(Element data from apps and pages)

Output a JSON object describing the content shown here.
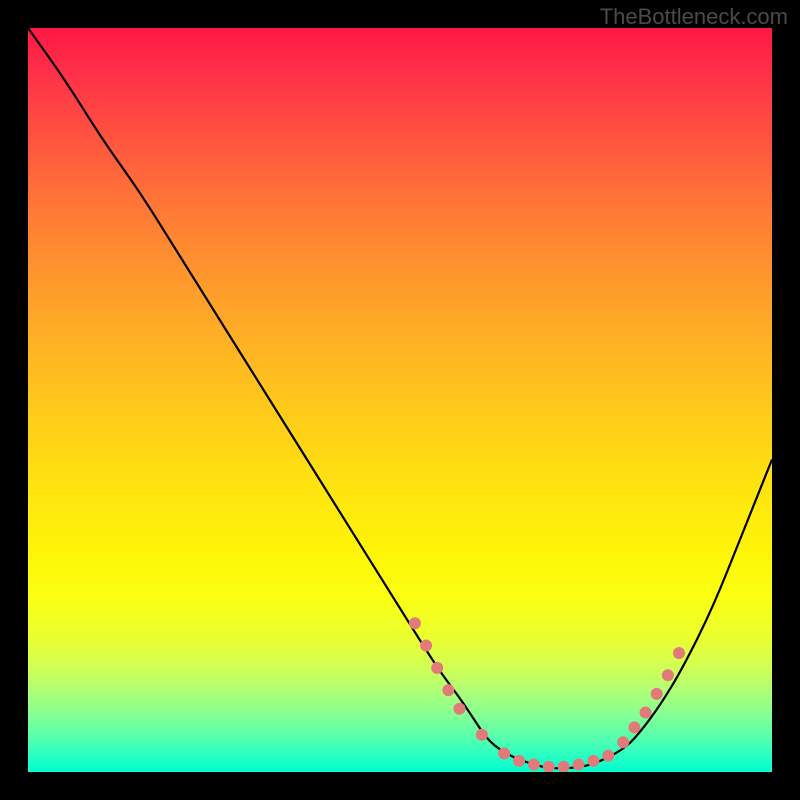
{
  "watermark": "TheBottleneck.com",
  "chart_data": {
    "type": "line",
    "title": "",
    "xlabel": "",
    "ylabel": "",
    "xlim": [
      0,
      100
    ],
    "ylim": [
      0,
      100
    ],
    "background_gradient": {
      "orientation": "vertical",
      "stops": [
        {
          "pct": 0,
          "color": "#ff1744"
        },
        {
          "pct": 50,
          "color": "#ffd500"
        },
        {
          "pct": 80,
          "color": "#f5ff20"
        },
        {
          "pct": 100,
          "color": "#00ffc0"
        }
      ]
    },
    "series": [
      {
        "name": "bottleneck-curve",
        "color": "#000000",
        "x": [
          0,
          5,
          10,
          15,
          20,
          25,
          30,
          35,
          40,
          45,
          50,
          55,
          58,
          60,
          62,
          65,
          68,
          70,
          73,
          76,
          80,
          82,
          85,
          88,
          92,
          96,
          100
        ],
        "y": [
          100,
          93,
          85,
          78,
          70,
          62,
          54,
          46,
          38,
          30,
          22,
          14,
          10,
          7,
          4,
          2,
          1,
          0.5,
          0.5,
          1,
          3,
          5,
          9,
          14,
          22,
          32,
          42
        ]
      }
    ],
    "markers": [
      {
        "name": "highlight-dots",
        "color": "#e37a7a",
        "radius": 6,
        "points": [
          {
            "x": 52,
            "y": 20
          },
          {
            "x": 53.5,
            "y": 17
          },
          {
            "x": 55,
            "y": 14
          },
          {
            "x": 56.5,
            "y": 11
          },
          {
            "x": 58,
            "y": 8.5
          },
          {
            "x": 61,
            "y": 5
          },
          {
            "x": 64,
            "y": 2.5
          },
          {
            "x": 66,
            "y": 1.5
          },
          {
            "x": 68,
            "y": 1
          },
          {
            "x": 70,
            "y": 0.7
          },
          {
            "x": 72,
            "y": 0.7
          },
          {
            "x": 74,
            "y": 1
          },
          {
            "x": 76,
            "y": 1.5
          },
          {
            "x": 78,
            "y": 2.2
          },
          {
            "x": 80,
            "y": 4
          },
          {
            "x": 81.5,
            "y": 6
          },
          {
            "x": 83,
            "y": 8
          },
          {
            "x": 84.5,
            "y": 10.5
          },
          {
            "x": 86,
            "y": 13
          },
          {
            "x": 87.5,
            "y": 16
          }
        ]
      }
    ]
  }
}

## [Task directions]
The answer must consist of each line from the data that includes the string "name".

## [Result of the task]
        "name": "bottleneck-curve",
        "name": "highlight-dots",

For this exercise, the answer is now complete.